“Based on yesterday’s decision that no employee or racing driver of our Le Mans team will participate in the Nürburgring 24 Hours, we have today decided that this ruling will also apply to the upcoming IWSC race in Mid-Ohio,” Fritz Enzinger, vice president for Porsche Motorsport, said in a release. “This means that Laurens, Nick and Fred will not be traveling to the USA.

“This is very regrettable, but we would like to emphasize that in this case as well the health of all those concerned is the prime focus of the decisions we have taken.”

The decision also affects Earl Bamber, who teamed with Vanthoor to win the GTLM championship last year in the No. 912.

Porsche said its GTLM Porsche 911 RSR-19 entries will return for the Oct. 10 race at the Charlotte Motor Speedway Roval.
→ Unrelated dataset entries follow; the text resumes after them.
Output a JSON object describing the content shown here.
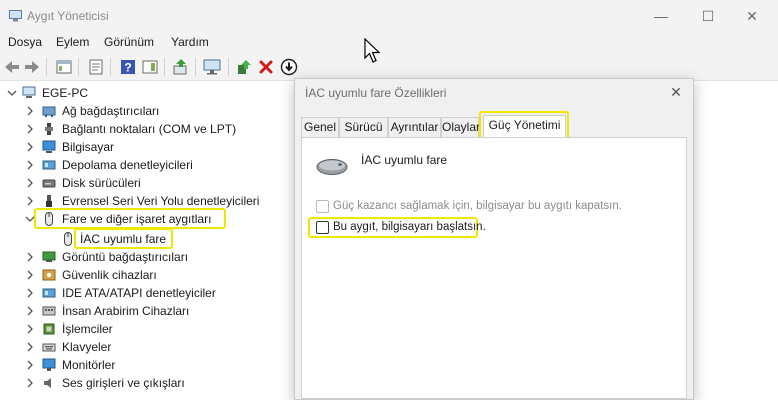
{
  "window": {
    "title": "Aygıt Yöneticisi",
    "minimize_glyph": "—",
    "maximize_glyph": "☐",
    "close_glyph": "✕"
  },
  "menu": [
    "Dosya",
    "Eylem",
    "Görünüm",
    "Yardım"
  ],
  "toolbar": {
    "icons": [
      "back-arrow-icon",
      "forward-arrow-icon",
      "show-hide-tree-icon",
      "properties-sheet-icon",
      "help-icon",
      "action-pane-icon",
      "scan-hardware-icon",
      "monitor-icon",
      "update-driver-icon",
      "uninstall-x-icon",
      "disable-device-icon"
    ]
  },
  "tree": {
    "root": "EGE-PC",
    "items": [
      {
        "label": "Ağ bağdaştırıcıları",
        "icon": "network-adapter-icon",
        "expanded": false
      },
      {
        "label": "Bağlantı noktaları (COM ve LPT)",
        "icon": "port-icon",
        "expanded": false
      },
      {
        "label": "Bilgisayar",
        "icon": "computer-icon",
        "expanded": false
      },
      {
        "label": "Depolama denetleyicileri",
        "icon": "storage-controller-icon",
        "expanded": false
      },
      {
        "label": "Disk sürücüleri",
        "icon": "disk-drive-icon",
        "expanded": false
      },
      {
        "label": "Evrensel Seri Veri Yolu denetleyicileri",
        "icon": "usb-icon",
        "expanded": false
      },
      {
        "label": "Fare ve diğer işaret aygıtları",
        "icon": "mouse-icon",
        "expanded": true,
        "children": [
          {
            "label": "İAC uyumlu fare",
            "icon": "mouse-icon"
          }
        ]
      },
      {
        "label": "Görüntü bağdaştırıcıları",
        "icon": "display-adapter-icon",
        "expanded": false
      },
      {
        "label": "Güvenlik cihazları",
        "icon": "security-device-icon",
        "expanded": false
      },
      {
        "label": "IDE ATA/ATAPI denetleyiciler",
        "icon": "ide-controller-icon",
        "expanded": false
      },
      {
        "label": "İnsan Arabirim Cihazları",
        "icon": "hid-icon",
        "expanded": false
      },
      {
        "label": "İşlemciler",
        "icon": "processor-icon",
        "expanded": false
      },
      {
        "label": "Klavyeler",
        "icon": "keyboard-icon",
        "expanded": false
      },
      {
        "label": "Monitörler",
        "icon": "monitor-icon",
        "expanded": false
      },
      {
        "label": "Ses girişleri ve çıkışları",
        "icon": "audio-icon",
        "expanded": false
      }
    ]
  },
  "dialog": {
    "title": "İAC uyumlu fare Özellikleri",
    "tabs": [
      "Genel",
      "Sürücü",
      "Ayrıntılar",
      "Olaylar",
      "Güç Yönetimi"
    ],
    "active_tab": "Güç Yönetimi",
    "device_name": "İAC uyumlu fare",
    "options": [
      {
        "label": "Güç kazancı sağlamak için, bilgisayar bu aygıtı kapatsın.",
        "checked": false,
        "enabled": false
      },
      {
        "label": "Bu aygıt, bilgisayarı başlatsın.",
        "checked": false,
        "enabled": true
      }
    ]
  },
  "colors": {
    "chrome": "#f3f3f3",
    "highlight": "#f0e800",
    "accent_blue": "#1a73c8"
  }
}
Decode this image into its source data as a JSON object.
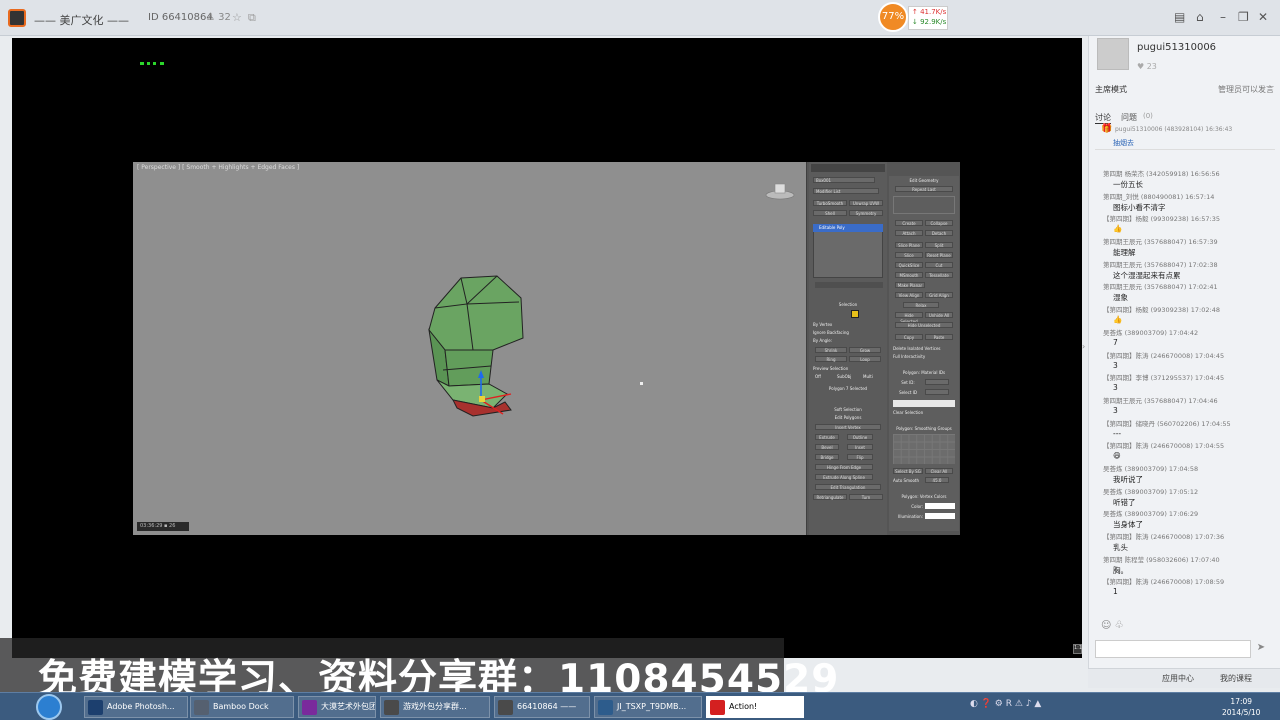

That will reduce the GTLM class to four cars — two Corvettes and two BMWs — this weekend at Mid-Ohio, in what could be somewhat of a 2021 preview. Porsche Motorsport announced earlier this year that it will leave IMSA after the 2020 season because of the novel coronavirus (COVID-19) pandemic.